Q: How do you rate Sri Lanka’s start-up eco-system at present?

A: It is still early but we are very bullish. I invest in US, India and SEA. So given all the countries I could be focusing on the fact that we have launched a fund in Sri Lanka should indicate how bullish Prajeeth and I are about Lankan startups.

Q: Should all start-ups work very well and successfully? When a start-up fails, what lessons can we learn?

A: Actually most startups fail. This is a very important thing to know about ‘starting up’. The basic rule is that one out of 10 startups will become a huge winner (think Google like scale and returns). And three to four of the 10 startups will do reasonably well and could become market leaders in their niches. The rest will fail. So at least five out of 10 companies that started will fail - this is true in Silicon Valley - true in Bangalore and Shanghai and will also be true in Colombo.

Therefore, the key as an investor is to have a portfolio of investments and back the winners. Our fund invests in companies at the Series A stage - so the early stage risks are largely mitigated and hence we expect most of our companies to do well, although one out of 10 will be a really big winner.

For entrepreneurs, the big lesson is ‘if you fail, try again…and keep trying until you get it right’. As a society we need to become much more welcoming of failure. That will be very important.

Q: Any advice you would like to share with the youngsters?

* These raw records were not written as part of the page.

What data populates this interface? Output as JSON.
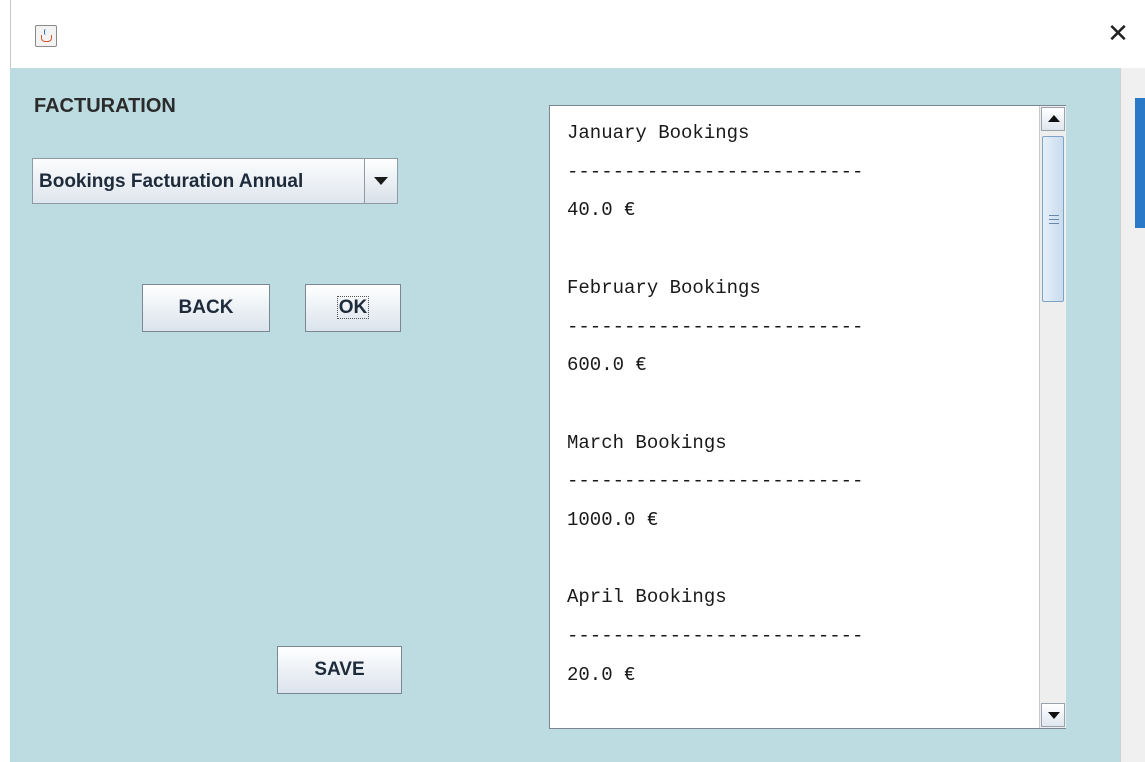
{
  "window": {
    "title": "",
    "close_glyph": "✕",
    "icon": "java-app-icon"
  },
  "panel": {
    "heading": "FACTURATION",
    "report_select": {
      "selected": "Bookings Facturation Annual"
    },
    "buttons": {
      "back": "BACK",
      "ok": "OK",
      "save": "SAVE"
    }
  },
  "report": {
    "lines": [
      "January Bookings",
      "--------------------------",
      "40.0 €",
      "",
      "February Bookings",
      "--------------------------",
      "600.0 €",
      "",
      "March Bookings",
      "--------------------------",
      "1000.0 €",
      "",
      "April Bookings",
      "--------------------------",
      "20.0 €"
    ]
  },
  "colors": {
    "client_background": "#bddce1",
    "scroll_thumb": "#c9dbee"
  }
}
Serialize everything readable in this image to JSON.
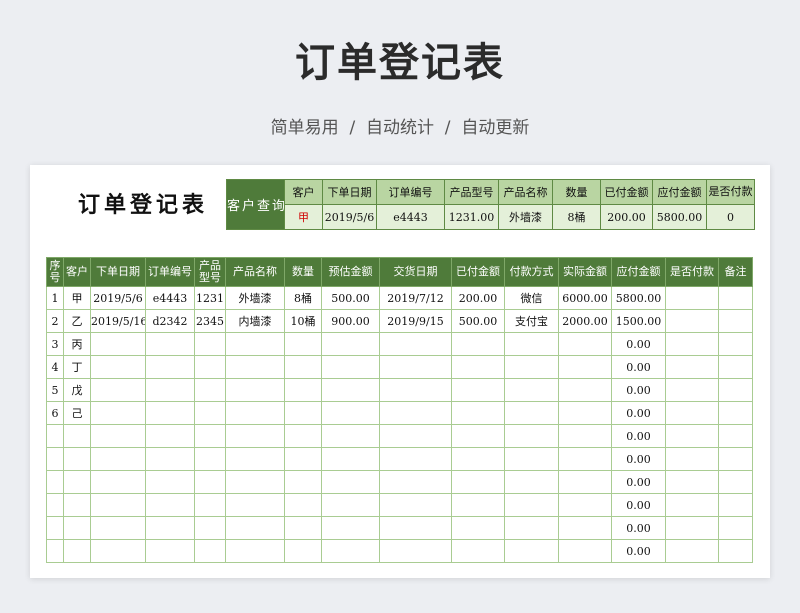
{
  "page": {
    "title": "订单登记表",
    "subtitle": "简单易用  /  自动统计  /  自动更新"
  },
  "sheet": {
    "title": "订单登记表",
    "query": {
      "label": "客户查询",
      "headers": [
        "客户",
        "下单日期",
        "订单编号",
        "产品型号",
        "产品名称",
        "数量",
        "已付金额",
        "应付金额",
        "是否付款"
      ],
      "values": [
        "甲",
        "2019/5/6",
        "e4443",
        "1231.00",
        "外墙漆",
        "8桶",
        "200.00",
        "5800.00",
        "0"
      ]
    },
    "table": {
      "headers": [
        "序号",
        "客户",
        "下单日期",
        "订单编号",
        "产品型号",
        "产品名称",
        "数量",
        "预估金额",
        "交货日期",
        "已付金额",
        "付款方式",
        "实际金额",
        "应付金额",
        "是否付款",
        "备注"
      ],
      "rows": [
        [
          "1",
          "甲",
          "2019/5/6",
          "e4443",
          "1231",
          "外墙漆",
          "8桶",
          "500.00",
          "2019/7/12",
          "200.00",
          "微信",
          "6000.00",
          "5800.00",
          "",
          ""
        ],
        [
          "2",
          "乙",
          "2019/5/16",
          "d2342",
          "2345",
          "内墙漆",
          "10桶",
          "900.00",
          "2019/9/15",
          "500.00",
          "支付宝",
          "2000.00",
          "1500.00",
          "",
          ""
        ],
        [
          "3",
          "丙",
          "",
          "",
          "",
          "",
          "",
          "",
          "",
          "",
          "",
          "",
          "0.00",
          "",
          ""
        ],
        [
          "4",
          "丁",
          "",
          "",
          "",
          "",
          "",
          "",
          "",
          "",
          "",
          "",
          "0.00",
          "",
          ""
        ],
        [
          "5",
          "戊",
          "",
          "",
          "",
          "",
          "",
          "",
          "",
          "",
          "",
          "",
          "0.00",
          "",
          ""
        ],
        [
          "6",
          "己",
          "",
          "",
          "",
          "",
          "",
          "",
          "",
          "",
          "",
          "",
          "0.00",
          "",
          ""
        ],
        [
          "",
          "",
          "",
          "",
          "",
          "",
          "",
          "",
          "",
          "",
          "",
          "",
          "0.00",
          "",
          ""
        ],
        [
          "",
          "",
          "",
          "",
          "",
          "",
          "",
          "",
          "",
          "",
          "",
          "",
          "0.00",
          "",
          ""
        ],
        [
          "",
          "",
          "",
          "",
          "",
          "",
          "",
          "",
          "",
          "",
          "",
          "",
          "0.00",
          "",
          ""
        ],
        [
          "",
          "",
          "",
          "",
          "",
          "",
          "",
          "",
          "",
          "",
          "",
          "",
          "0.00",
          "",
          ""
        ],
        [
          "",
          "",
          "",
          "",
          "",
          "",
          "",
          "",
          "",
          "",
          "",
          "",
          "0.00",
          "",
          ""
        ],
        [
          "",
          "",
          "",
          "",
          "",
          "",
          "",
          "",
          "",
          "",
          "",
          "",
          "0.00",
          "",
          ""
        ]
      ]
    }
  },
  "colors": {
    "header_green": "#4f7b3a",
    "light_green": "#b9d5a2",
    "value_green": "#e4f0d9",
    "grid_green": "#a9cc92",
    "highlight_red": "#d00000"
  }
}
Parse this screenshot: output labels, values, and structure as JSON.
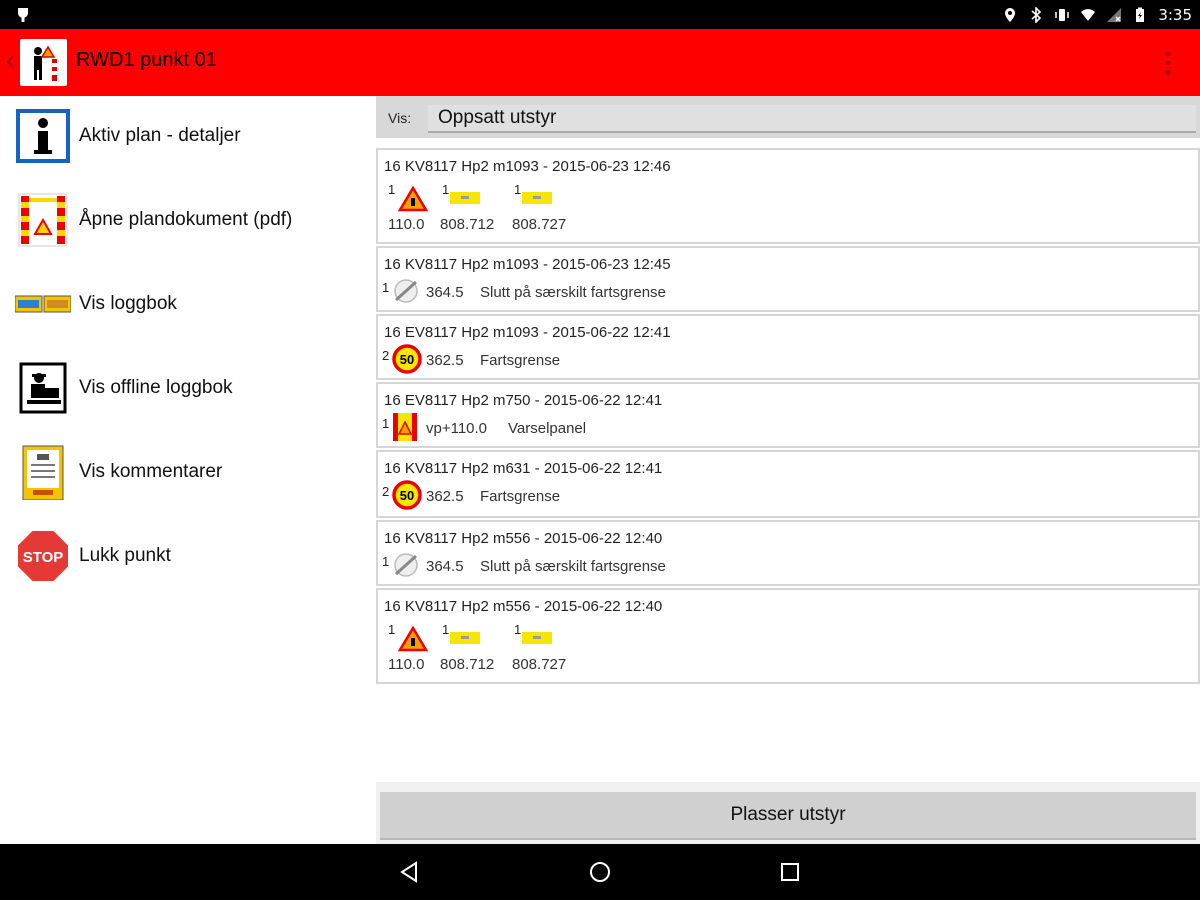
{
  "status_bar": {
    "time": "3:35"
  },
  "app_bar": {
    "title": "RWD1 punkt 01"
  },
  "menu": [
    {
      "label": "Aktiv plan - detaljer",
      "icon": "info-icon"
    },
    {
      "label": "Åpne plandokument (pdf)",
      "icon": "plan-document-icon"
    },
    {
      "label": "Vis loggbok",
      "icon": "logbook-icon"
    },
    {
      "label": "Vis offline loggbok",
      "icon": "offline-logbook-icon"
    },
    {
      "label": "Vis kommentarer",
      "icon": "comments-icon"
    },
    {
      "label": "Lukk punkt",
      "icon": "stop-icon"
    }
  ],
  "filter": {
    "label": "Vis:",
    "selected": "Oppsatt utstyr"
  },
  "entries": [
    {
      "header": "16 KV8117 Hp2 m1093 - 2015-06-23 12:46",
      "items": [
        {
          "qty": "1",
          "icon": "roadwork-warning-sign-icon",
          "value": "110.0"
        },
        {
          "qty": "1",
          "icon": "yellow-plate-icon",
          "value": "808.712"
        },
        {
          "qty": "1",
          "icon": "yellow-plate-icon",
          "value": "808.727"
        }
      ]
    },
    {
      "header": "16 KV8117 Hp2 m1093 - 2015-06-23 12:45",
      "qty": "1",
      "icon": "end-speed-limit-icon",
      "value": "364.5",
      "desc": "Slutt på særskilt fartsgrense"
    },
    {
      "header": "16 EV8117 Hp2 m1093 - 2015-06-22 12:41",
      "qty": "2",
      "icon": "speed-limit-50-icon",
      "sign_text": "50",
      "value": "362.5",
      "desc": "Fartsgrense"
    },
    {
      "header": "16 EV8117 Hp2 m750 - 2015-06-22 12:41",
      "qty": "1",
      "icon": "warning-panel-icon",
      "value": "vp+110.0",
      "desc": "Varselpanel"
    },
    {
      "header": "16 KV8117 Hp2 m631 - 2015-06-22 12:41",
      "qty": "2",
      "icon": "speed-limit-50-icon",
      "sign_text": "50",
      "value": "362.5",
      "desc": "Fartsgrense"
    },
    {
      "header": "16 KV8117 Hp2 m556 - 2015-06-22 12:40",
      "qty": "1",
      "icon": "end-speed-limit-icon",
      "value": "364.5",
      "desc": "Slutt på særskilt fartsgrense"
    },
    {
      "header": "16 KV8117 Hp2 m556 - 2015-06-22 12:40",
      "items": [
        {
          "qty": "1",
          "icon": "roadwork-warning-sign-icon",
          "value": "110.0"
        },
        {
          "qty": "1",
          "icon": "yellow-plate-icon",
          "value": "808.712"
        },
        {
          "qty": "1",
          "icon": "yellow-plate-icon",
          "value": "808.727"
        }
      ]
    }
  ],
  "place_button": "Plasser utstyr",
  "colors": {
    "app_bar": "#ff0000",
    "status_bar": "#000000",
    "nav_bar": "#000000"
  }
}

A: There has never been a better time to ‘start up’. When I graduated from MIT over 20 years ago, it would have taken at least $5million of capital to build even a small tech company. Today, given the very large internet user base (over 3.5 billion internet users in the world), cloud computing (and the impact on infrastructure costs) and the ability to launch fast and iterate, it is easier than ever before to get started. However, it is also important to note that building a great company takes 10-15 years and the journey is long and arduous. Start-up is a test match not a T-20. So you have to be in it for the very long haul to win in this game.